Panini, including one on chewy ciabatta with porchetta, arugula and fried eggs, round out the selections. It was substantial to say the least, but the quality of the bread (the likes of which cannot be found in Kansas City), kept me from leaving more than a few crumbs on the plate.
Maialino means “baby pig” in Italian, so pork is king here. The thick pepper bacon is more like chewy pork than what one thinks of as crisp bacon, but it works. Salty, fatty and rich, this side dish should be shared to keep the arteries from instantly clogging.
The overall effect of the dining room is mesmerizing. The layout is ingenious, with nooks and counters interspersed with communal tables, tables for two and round tables for large groups. Wine bottles are displayed at one end, wood beams and tile floors complete the look.
For a change of pace from the typical waffle and pancake brunch, you’ll do no better than Maialino, but make a reservation!
Wow. I knew it would be worth seeing, but before my visit to Eataly, I could never have imagined such a concept. Billed as an Italian food hall, this endeavor was developed by Mario Batali, Lidia and Joseph Bastianich. It’s a food lover’s dream.Beautiful, beautiful food is everywhere the eye can see–much like Disneyland is for kids, this was for me.
A fishmonger displays the freshest of fish, next to the pasta maker who has just completed rolling sheets of pasta.
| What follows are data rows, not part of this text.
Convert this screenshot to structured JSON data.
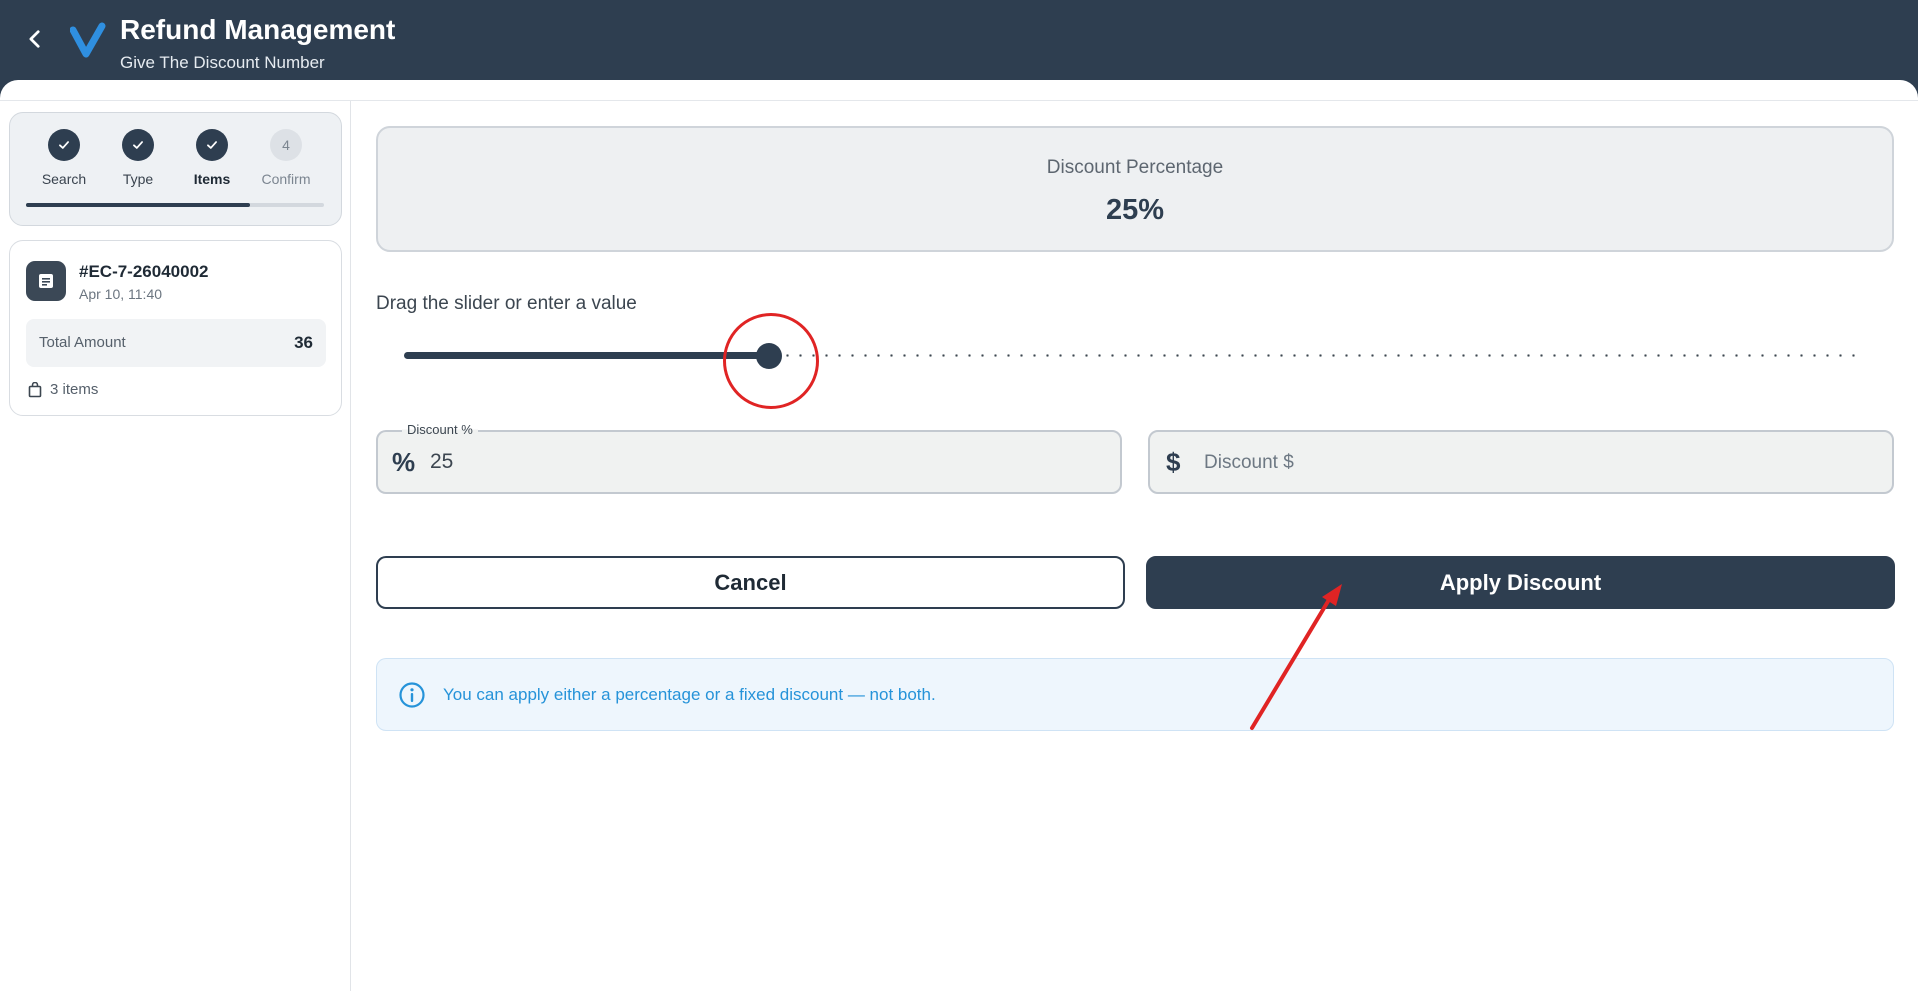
{
  "header": {
    "title": "Refund Management",
    "subtitle": "Give The Discount Number"
  },
  "stepper": {
    "steps": [
      {
        "label": "Search",
        "state": "done"
      },
      {
        "label": "Type",
        "state": "done"
      },
      {
        "label": "Items",
        "state": "active"
      },
      {
        "label": "Confirm",
        "state": "pending",
        "number": "4"
      }
    ],
    "progress_fraction": 0.75
  },
  "order": {
    "id": "#EC-7-26040002",
    "date": "Apr 10, 11:40",
    "total_label": "Total Amount",
    "total_value": "36",
    "items": "3 items"
  },
  "discount": {
    "card_label": "Discount Percentage",
    "card_value": "25%",
    "slider_hint": "Drag the slider or enter a value",
    "slider_value_percent": 25,
    "percent_field": {
      "label": "Discount %",
      "value": "25",
      "prefix": "%"
    },
    "amount_field": {
      "placeholder": "Discount $",
      "prefix": "$"
    }
  },
  "actions": {
    "cancel": "Cancel",
    "apply": "Apply Discount"
  },
  "info": {
    "text": "You can apply either a percentage or a fixed discount — not both."
  },
  "colors": {
    "header_bg": "#2e3e50",
    "accent_blue": "#2693d9",
    "annotation_red": "#e02424"
  }
}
Next to the gelato counter is a patisserie and coffee stand, and beyond that is a man making fresh mozzarella to put in the cheese case. Hungry for a bite of salami to go with some strong Italian cheese? Pick from an astonishing array of both, and it will be beautifully displayed on a wood tray for you to take to a marble table for a leisurely bite or a quick inhale.
Food stalls and retail sections are intermingled with restaurants and there is seating throughout for both. Pizza is blistered in an imported pizza oven, pastas are whipped up Batali-style, and even vegetables are roasted for light eating. While not an easy place to navigate, especially as the 50,000 square foot space fills up in the afternoon, it’s well worth the hassle to not only see the whole setup, but to buy a little, eat a little and simply marvel at the extravaganza that these very smart operators have created.